Responding swiftly and appropriately to a dog bite is essential for preventing further injury, reducing the risk of infection, and promoting healing. Understanding how to navigate the situation is key to optimizing outcomes.
Assessing the Dog Bite
Common Types of Dog Bites
- Puncture Wounds: Sharp, pointed teeth can create deep puncture wounds.
- Lacerations: These are more severe, involving tearing of the skin and surrounding tissue.
- Bruising: In some cases, the skin may not be broken, but there may be significant bruising.
- Ensure Safety: Ensure that both the person who has been bitten and the dog are in a safe environment.
- Restrain the Dog: If possible, restrain the dog to prevent further harm.
Clean the Wound
- Gentle Wash: Gently clean the wound with mild soap and warm water. This helps reduce the risk of infection.
- Avoid Harsh Chemicals: Do not use hydrogen peroxide or alcohol, as they can be harsh on the wound.
Stop the Bleeding

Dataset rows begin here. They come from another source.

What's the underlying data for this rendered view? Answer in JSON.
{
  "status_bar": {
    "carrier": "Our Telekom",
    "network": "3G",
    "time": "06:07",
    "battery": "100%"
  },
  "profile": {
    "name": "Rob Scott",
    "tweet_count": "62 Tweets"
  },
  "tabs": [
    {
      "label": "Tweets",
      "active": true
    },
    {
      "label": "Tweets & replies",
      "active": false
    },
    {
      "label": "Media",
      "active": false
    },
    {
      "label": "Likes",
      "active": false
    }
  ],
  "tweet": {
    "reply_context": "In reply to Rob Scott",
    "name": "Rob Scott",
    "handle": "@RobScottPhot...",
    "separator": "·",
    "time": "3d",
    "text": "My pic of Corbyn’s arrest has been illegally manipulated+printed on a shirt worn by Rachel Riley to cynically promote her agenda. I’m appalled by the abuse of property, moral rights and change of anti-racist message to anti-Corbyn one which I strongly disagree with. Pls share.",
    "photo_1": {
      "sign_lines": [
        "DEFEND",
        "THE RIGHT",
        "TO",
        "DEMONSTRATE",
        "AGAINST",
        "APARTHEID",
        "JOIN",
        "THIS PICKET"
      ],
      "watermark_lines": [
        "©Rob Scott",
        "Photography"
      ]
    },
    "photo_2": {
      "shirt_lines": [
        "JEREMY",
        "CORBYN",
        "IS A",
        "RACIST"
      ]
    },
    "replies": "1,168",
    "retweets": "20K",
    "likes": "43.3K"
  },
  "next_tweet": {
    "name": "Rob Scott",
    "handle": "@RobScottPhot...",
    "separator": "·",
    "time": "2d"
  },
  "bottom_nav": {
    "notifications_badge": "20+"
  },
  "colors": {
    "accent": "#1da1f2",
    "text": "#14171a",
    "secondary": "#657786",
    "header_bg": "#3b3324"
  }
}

- Apply Pressure: If the wound is bleeding, apply gentle pressure with a clean cloth or gauze pad until the bleeding stops.
Assess the Severity

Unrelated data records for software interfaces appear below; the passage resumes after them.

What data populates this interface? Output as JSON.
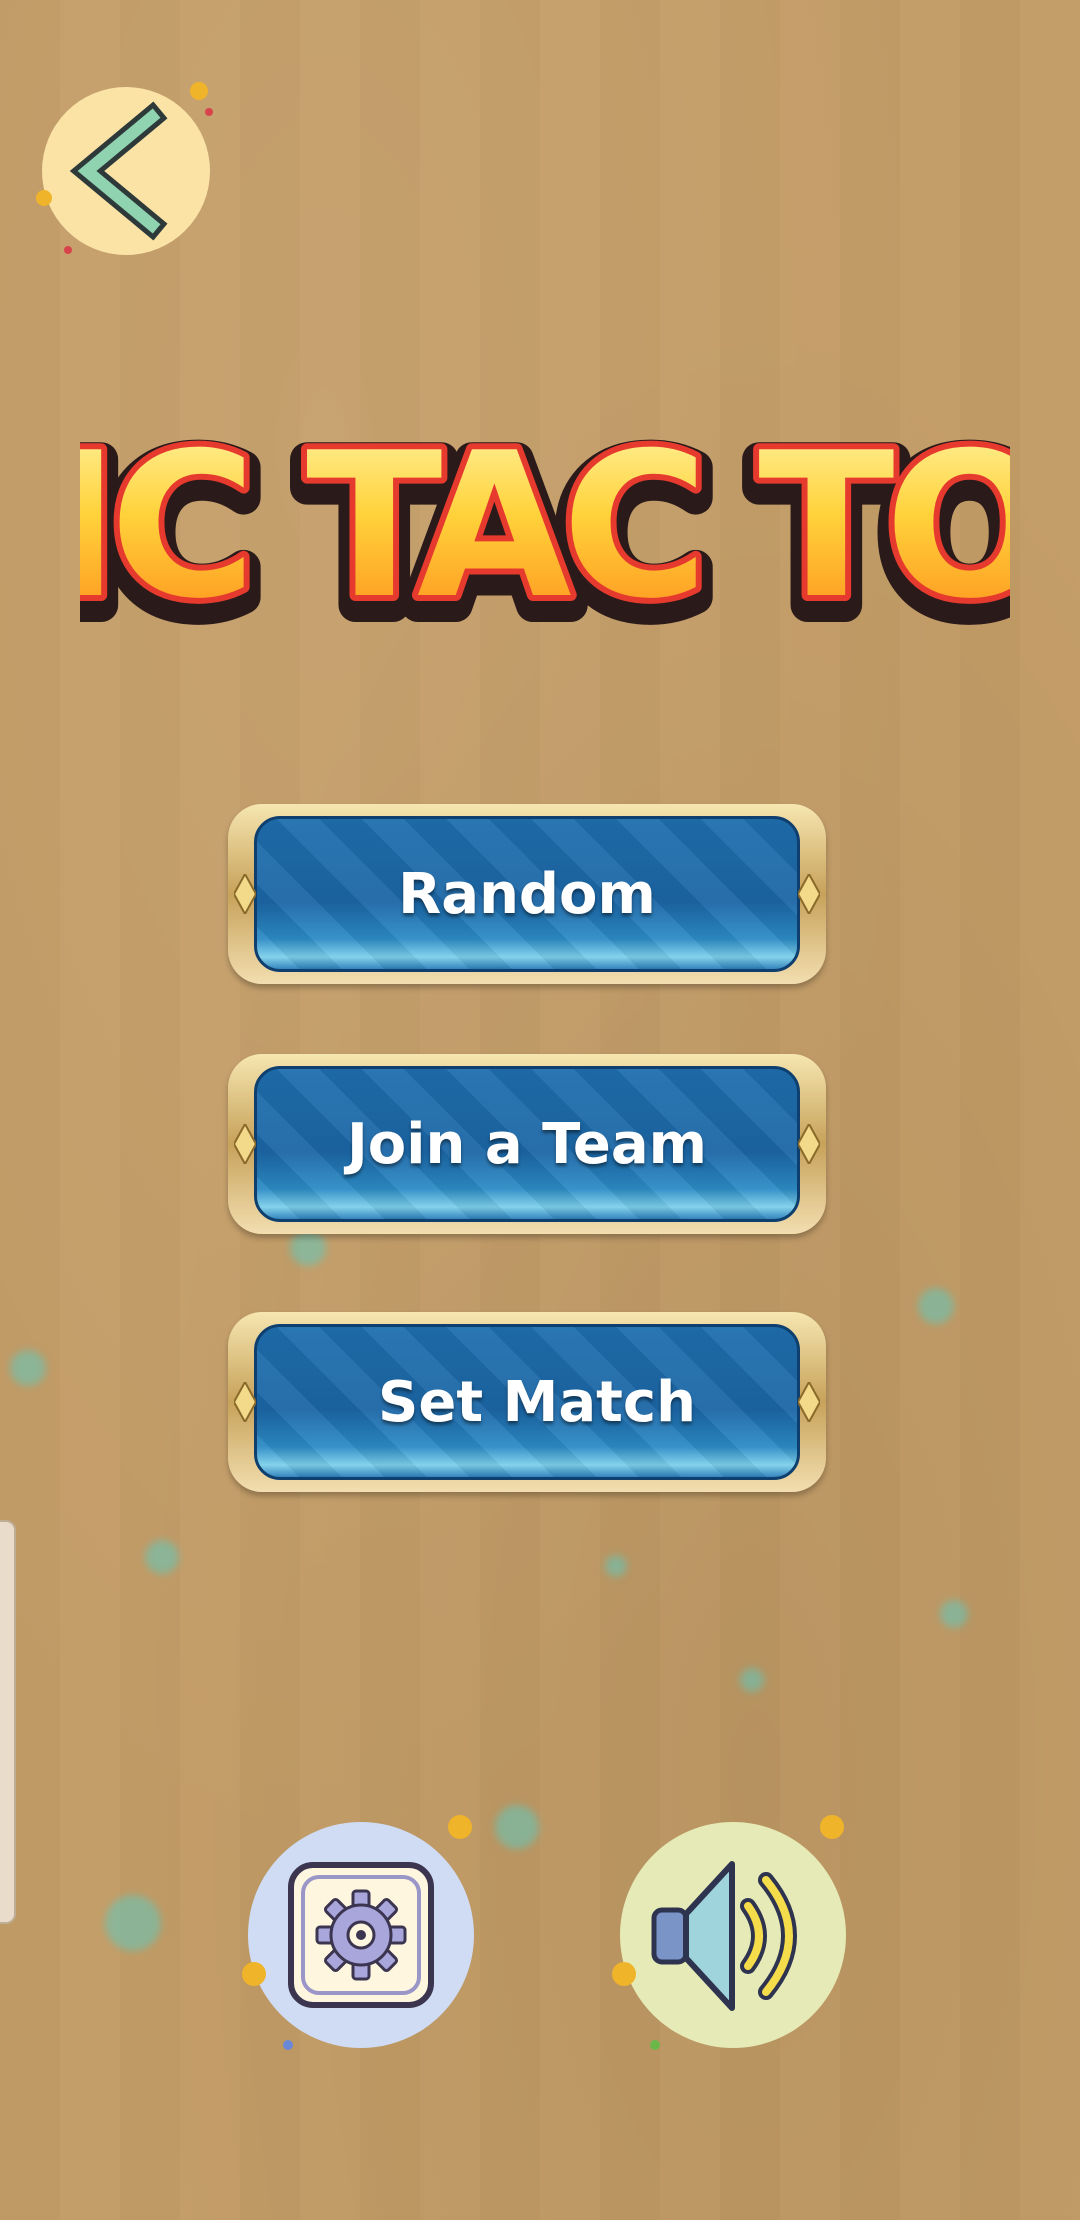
{
  "title": {
    "text": "TIC TAC TOE"
  },
  "menu": {
    "random_label": "Random",
    "join_team_label": "Join a Team",
    "set_match_label": "Set Match"
  },
  "icons": {
    "back": "chevron-left-icon",
    "settings": "gear-icon",
    "sound": "speaker-icon"
  },
  "colors": {
    "background": "#c39c66",
    "button_blue": "#1f6fae",
    "title_yellow": "#ffd23a",
    "title_red": "#e63a2e"
  }
}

- Superficial Wounds: If the bite is superficial and doesn't break the skin, it may only require basic care.
- Deep or Severe Wounds: If the bite is deep, has torn skin, or is bleeding heavily, seek professional medical attention.

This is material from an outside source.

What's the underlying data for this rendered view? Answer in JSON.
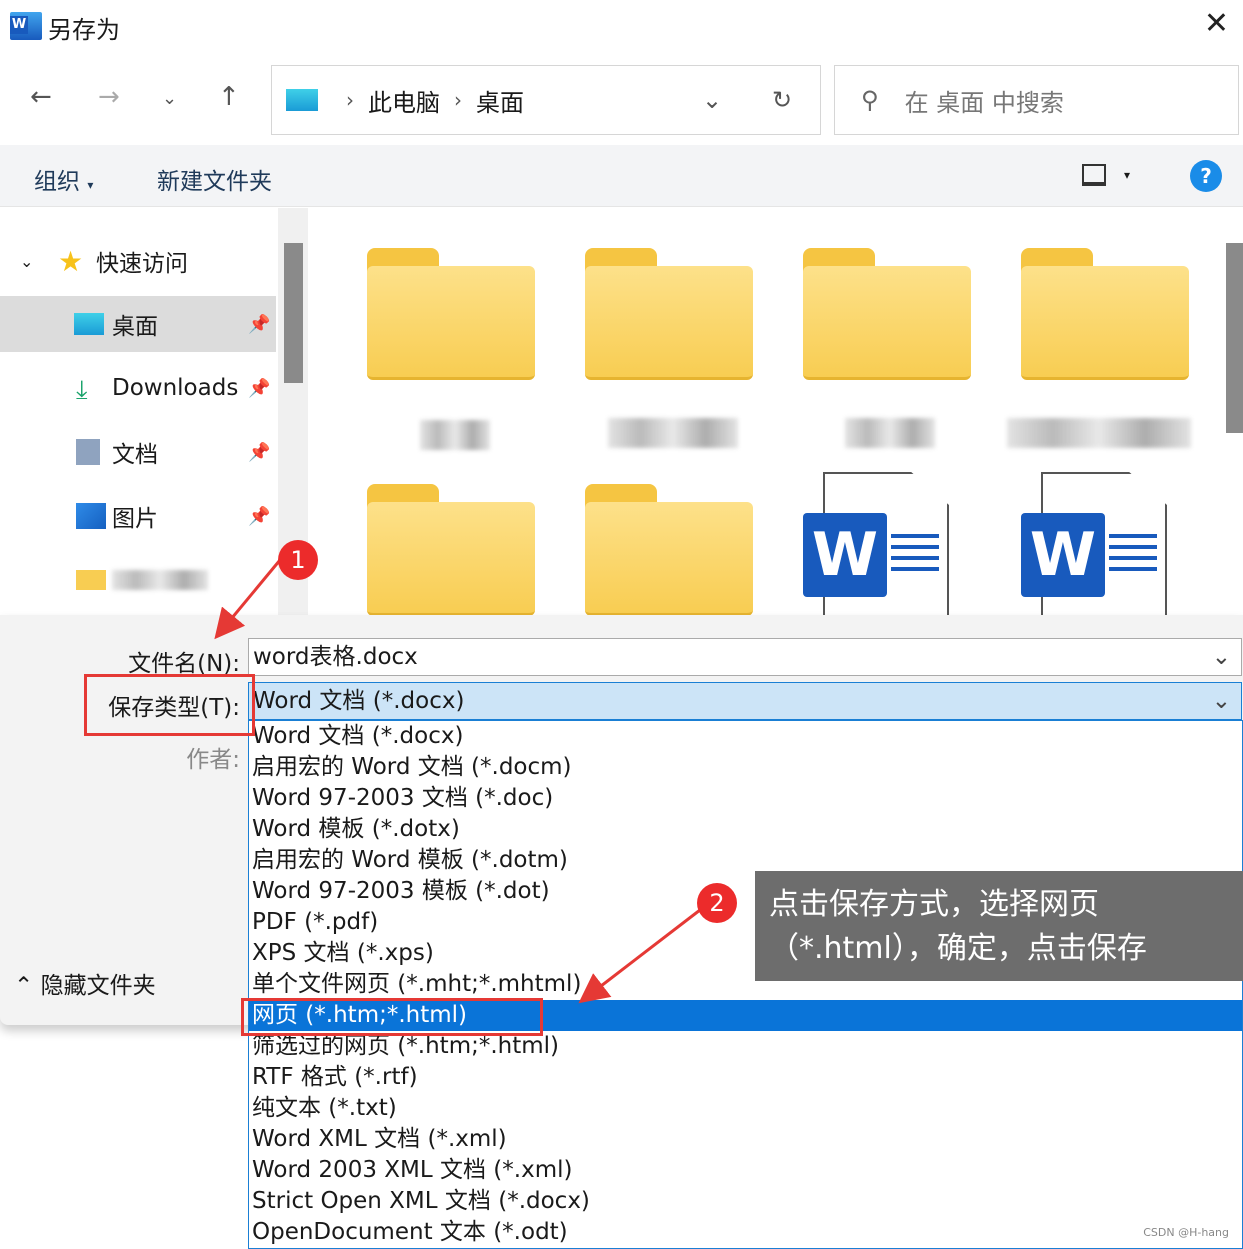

Apply an Antiseptic
- Apply an Antiseptic Ointment: After cleaning, apply a mild antiseptic ointment to the wound. This helps prevent infection.
Dress the Wound
- Use Sterile Dressing: Cover the wound with a sterile non-stick dressing and secure it in place with a bandage.
- Change Dressing Regularly: Change the dressing daily or as instructed by a healthcare provider.
When to Seek Professional Medical Attention
- Deep or Large Wounds: Any deep or large wounds, or those with torn skin, should be evaluated by a healthcare provider.
- Signs of Infection: Watch for signs of infection such as redness, swelling, warmth, or pus.
- Puncture Wounds: Seek medical attention for puncture wounds, as they can be deceivingly deep and may require special care.
- Tetanus Shot: If the injured person hasn't had a tetanus shot in the last five years, a booster may be needed.
- Medical Assessment: Seek professional medical evaluation for all but the most minor dog bites. There may be underlying issues that require attention.
- Wound Checks: Follow any specific instructions given by healthcare providers regarding wound care and follow-up appointments.
Acknowledging Emotional Impact
- Validate Feelings: Understand that experiencing a dog bite can be emotionally distressing. Offer support and understanding.
- Pet Safety: If the dog belongs to you or someone you know, take measures to ensure the safety of both the dog and others.
Guiding Recovery After a Dog Bite at Home
Providing immediate care for a dog bite at home is crucial for the physical and emotional well-being of the person who has been bitten. By understanding and following these steps, individuals can play a vital role in the recovery process. Remember, if the bite is severe, deep, or shows signs of infection, seeking professional medical attention is crucial. Offering self-care, staying vigilant, and seeking timely follow-up care are all essential components of recovering from a dog bite at home.